Created after World War II, the North Atlantic Treaty Organization (NATO) played a pivotal role in fighting and ultimately winning the Cold War.  Subsequently, NATO took on different roles in countries like Bosnia and Afghanistan.  Recently, the role of NATO in Europe has been revisited in the aftermath of the Russian annexation of Crimea.   Join Active Minds as we take a look at the triumphs and challenges of NATO and how it continues to adapt to the 21st century landscape.

Key Lecture Points

  • The North Atlantic Treaty Organization is a military alliance binding the US, Canada and 26 European nations.  Its key tenet is Article V which guarantees collective defense—an attack on one member is seen as an attack on all.  NATO’s activities between 1949 and 1991 reflected its origins as a Cold War institution, with the organization supporting détente between the US and USSR, and at other times fueling the arms race.
  • Since the fall of the Soviet Union in 1991, NATO has expanded upon its original mission, becoming involved in crisis management and in forming partnerships with non-NATO members.  At this time, NATO has forces in Afghanistan, Kosovo and other operations such as a counter-piracy operation off the coast of Somalia.  Further, NATO membership has come to include former Soviet satellites, including the Czech Republic, Poland and Hungary as well as the former Soviet Republics Latvia, Lithuania and Estonia.  This eastward expansion was welcomed by most in those countries, but opposed by Russia and Russian sympathetic populations in the region. 
  • Prior to the Russian annexation of the Ukrainian territory of Crimea in 2014, some argued that NATO’s new roles and members were helping to reinvent the institution for the 21st century, while others suggested that it is an organization in decline, floundering to come up with some reason for existence since the end of the Cold War.    With the increased unpredictability of Russia, NATO has a new relevance, returning to its founding purpose of deterring or responding to an attack on a member’s territory. 
  • The Ukrainian crisis and Russia’s annexation of Crimea makes Eastern European NATO members nervous and feeling vulnerable to similar acts of Russian expansionism.  Meanwhile, NATO tries to balance its alliance obligations with a reluctance to further inflame the situation with Russia. 
  • The next NATO summit will be held in Wales September 2014.  Key agenda items will be the uncertainty of Russia’s future direction and calls to increase member nation defense spending.
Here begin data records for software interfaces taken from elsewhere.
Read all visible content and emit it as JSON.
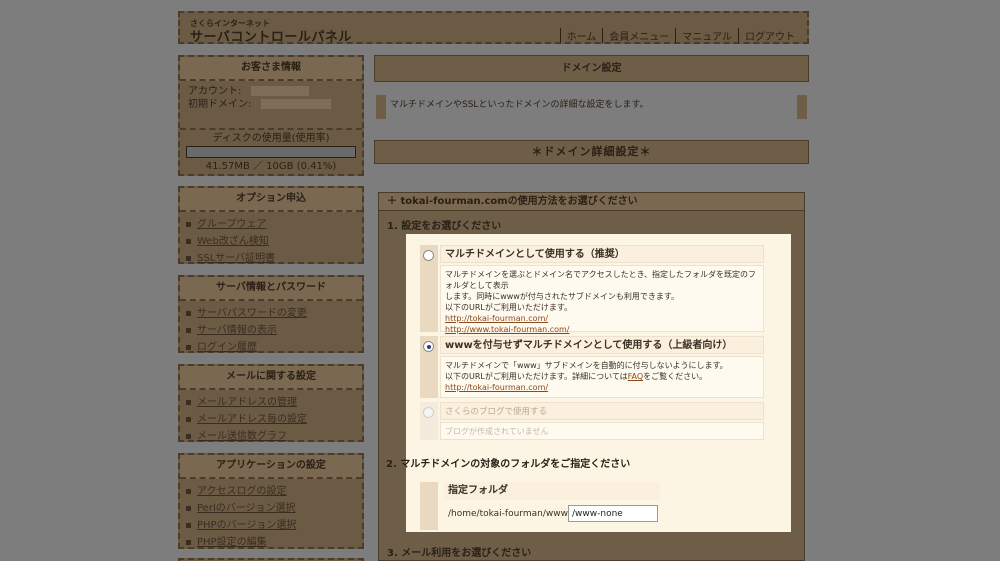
{
  "header": {
    "brand_small": "さくらインターネット",
    "brand_big": "サーバコントロールパネル",
    "nav": [
      "ホーム",
      "会員メニュー",
      "マニュアル",
      "ログアウト"
    ]
  },
  "sidebar": {
    "account": {
      "title": "お客さま情報",
      "account_label": "アカウント:",
      "domain_label": "初期ドメイン:",
      "disk_title": "ディスクの使用量(使用率)",
      "disk_usage": "41.57MB ／ 10GB (0.41%)",
      "disk_percent": 0.41
    },
    "sections": [
      {
        "title": "オプション申込",
        "items": [
          "グループウェア",
          "Web改ざん検知",
          "SSLサーバ証明書"
        ]
      },
      {
        "title": "サーバ情報とパスワード",
        "items": [
          "サーバパスワードの変更",
          "サーバ情報の表示",
          "ログイン履歴"
        ]
      },
      {
        "title": "メールに関する設定",
        "items": [
          "メールアドレスの管理",
          "メールアドレス毎の設定",
          "メール送信数グラフ"
        ]
      },
      {
        "title": "アプリケーションの設定",
        "items": [
          "アクセスログの設定",
          "Perlのバージョン選択",
          "PHPのバージョン選択",
          "PHP設定の編集"
        ]
      }
    ]
  },
  "main": {
    "page_title": "ドメイン設定",
    "description": "マルチドメインやSSLといったドメインの詳細な設定をします。",
    "section_title": "＊ドメイン詳細設定＊",
    "panel_title": "＋ tokai-fourman.comの使用方法をお選びください",
    "step1": "1. 設定をお選びください",
    "step2": "2. マルチドメインの対象のフォルダをご指定ください",
    "step3": "3. メール利用をお選びください",
    "options": [
      {
        "title": "マルチドメインとして使用する（推奨）",
        "lines": [
          "マルチドメインを選ぶとドメイン名でアクセスしたとき、指定したフォルダを既定のフォルダとして表示",
          "します。同時にwwwが付与されたサブドメインも利用できます。",
          "以下のURLがご利用いただけます。"
        ],
        "links": [
          "http://tokai-fourman.com/",
          "http://www.tokai-fourman.com/"
        ],
        "selected": false
      },
      {
        "title": "wwwを付与せずマルチドメインとして使用する（上級者向け）",
        "lines": [
          "マルチドメインで「www」サブドメインを自動的に付与しないようにします。"
        ],
        "line_prefix": "以下のURLがご利用いただけます。詳細については",
        "faq": "FAQ",
        "line_suffix": "をご覧ください。",
        "links": [
          "http://tokai-fourman.com/"
        ],
        "selected": true
      },
      {
        "title": "さくらのブログで使用する",
        "lines": [
          "ブログが作成されていません"
        ],
        "selected": false,
        "disabled": true
      }
    ],
    "folder": {
      "label": "指定フォルダ",
      "path": "/home/tokai-fourman/www",
      "value": "/www-none"
    }
  }
}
Exploration Questions

  • What was the founding mission of NATO and how has it evolved since the end of the Cold War?
  • What are the major issues facing NATO because of the Ukrainian crisis?

Reflective Questions

  • Do you think NATO is still relevant?  Why? Why not?
  • What do you think NATO should do in light of Putin’s incursion into Ukraine?

More to Explore

Books for Further Reading

  • Ganser, Daniele. NATO’s Secret Armies: Operation Gladeo and Terrorism in Western Europe.  Frank Cass Publishers, 2004. 315 pages.  This book describes how the CIA, the British secret service, NATO and European military secret services set up a network of clandestine anti-communist armies in Western Europe after WWII.
    Click here to order
  • Nazemroaya, Mahdi Darius, Dennis Halliday, Denis J. Halliday. The Globalization of NATO.  Clarity Press, 2012. 414 pages.  The authors discuss how NATO, originally formed as a guarantee against the Soviet threat to Western Europe, evolved to a broader area of operations outside the European continent to East Africa, Afghanistan and Libya.
    Click here to order